Exercise details:
Say how many lines in the entries below mention "detected", with no other words.

(Web page and app entries)
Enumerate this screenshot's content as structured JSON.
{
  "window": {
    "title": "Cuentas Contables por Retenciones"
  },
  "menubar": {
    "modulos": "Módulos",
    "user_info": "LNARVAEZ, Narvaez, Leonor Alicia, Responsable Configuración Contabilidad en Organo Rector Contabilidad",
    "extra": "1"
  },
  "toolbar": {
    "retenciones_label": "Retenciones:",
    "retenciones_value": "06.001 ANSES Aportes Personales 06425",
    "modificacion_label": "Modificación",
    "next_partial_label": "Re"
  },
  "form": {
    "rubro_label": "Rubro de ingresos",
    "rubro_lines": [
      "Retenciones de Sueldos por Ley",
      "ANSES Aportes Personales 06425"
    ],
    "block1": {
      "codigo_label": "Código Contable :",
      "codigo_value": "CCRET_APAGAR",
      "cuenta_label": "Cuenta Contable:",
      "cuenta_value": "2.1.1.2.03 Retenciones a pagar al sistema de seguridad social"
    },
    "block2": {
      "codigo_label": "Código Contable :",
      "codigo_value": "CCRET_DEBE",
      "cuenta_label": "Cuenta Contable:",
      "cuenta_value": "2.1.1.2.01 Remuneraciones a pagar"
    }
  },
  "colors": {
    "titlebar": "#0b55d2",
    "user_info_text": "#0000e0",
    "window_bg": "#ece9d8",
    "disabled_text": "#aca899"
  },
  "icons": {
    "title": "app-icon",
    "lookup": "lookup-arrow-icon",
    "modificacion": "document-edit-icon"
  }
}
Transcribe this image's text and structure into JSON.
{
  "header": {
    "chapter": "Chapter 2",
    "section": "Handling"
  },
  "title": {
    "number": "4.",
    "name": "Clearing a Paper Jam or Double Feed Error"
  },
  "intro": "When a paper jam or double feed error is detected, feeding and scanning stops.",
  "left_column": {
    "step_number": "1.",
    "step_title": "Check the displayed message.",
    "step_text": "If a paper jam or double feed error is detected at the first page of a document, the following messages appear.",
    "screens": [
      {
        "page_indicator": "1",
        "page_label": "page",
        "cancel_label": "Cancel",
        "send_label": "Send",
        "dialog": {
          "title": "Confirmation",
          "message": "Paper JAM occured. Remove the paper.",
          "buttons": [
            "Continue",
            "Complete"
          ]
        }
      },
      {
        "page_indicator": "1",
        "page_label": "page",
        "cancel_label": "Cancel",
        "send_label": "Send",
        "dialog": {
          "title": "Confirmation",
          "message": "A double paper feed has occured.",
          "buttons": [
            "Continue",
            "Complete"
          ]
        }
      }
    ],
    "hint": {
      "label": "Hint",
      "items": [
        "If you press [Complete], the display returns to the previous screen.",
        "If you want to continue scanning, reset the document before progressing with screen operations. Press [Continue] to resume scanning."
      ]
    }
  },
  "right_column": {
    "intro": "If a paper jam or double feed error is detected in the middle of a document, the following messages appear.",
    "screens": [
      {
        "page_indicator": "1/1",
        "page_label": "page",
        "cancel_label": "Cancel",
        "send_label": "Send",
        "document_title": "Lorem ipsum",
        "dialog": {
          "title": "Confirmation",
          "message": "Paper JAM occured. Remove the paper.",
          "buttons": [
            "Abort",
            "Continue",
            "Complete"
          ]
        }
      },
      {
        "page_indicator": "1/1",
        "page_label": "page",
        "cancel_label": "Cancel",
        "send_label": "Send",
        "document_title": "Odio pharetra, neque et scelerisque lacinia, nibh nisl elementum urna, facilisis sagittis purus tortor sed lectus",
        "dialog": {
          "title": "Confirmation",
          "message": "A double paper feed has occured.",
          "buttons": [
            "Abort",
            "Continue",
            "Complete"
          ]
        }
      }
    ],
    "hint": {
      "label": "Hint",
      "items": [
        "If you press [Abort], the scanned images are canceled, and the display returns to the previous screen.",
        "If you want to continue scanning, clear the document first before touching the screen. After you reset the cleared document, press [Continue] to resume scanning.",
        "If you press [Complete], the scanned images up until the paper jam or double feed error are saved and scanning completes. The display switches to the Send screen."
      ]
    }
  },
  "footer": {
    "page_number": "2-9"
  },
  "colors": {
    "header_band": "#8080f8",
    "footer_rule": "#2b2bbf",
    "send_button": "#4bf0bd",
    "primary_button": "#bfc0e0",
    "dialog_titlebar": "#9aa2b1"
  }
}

Written answer:
3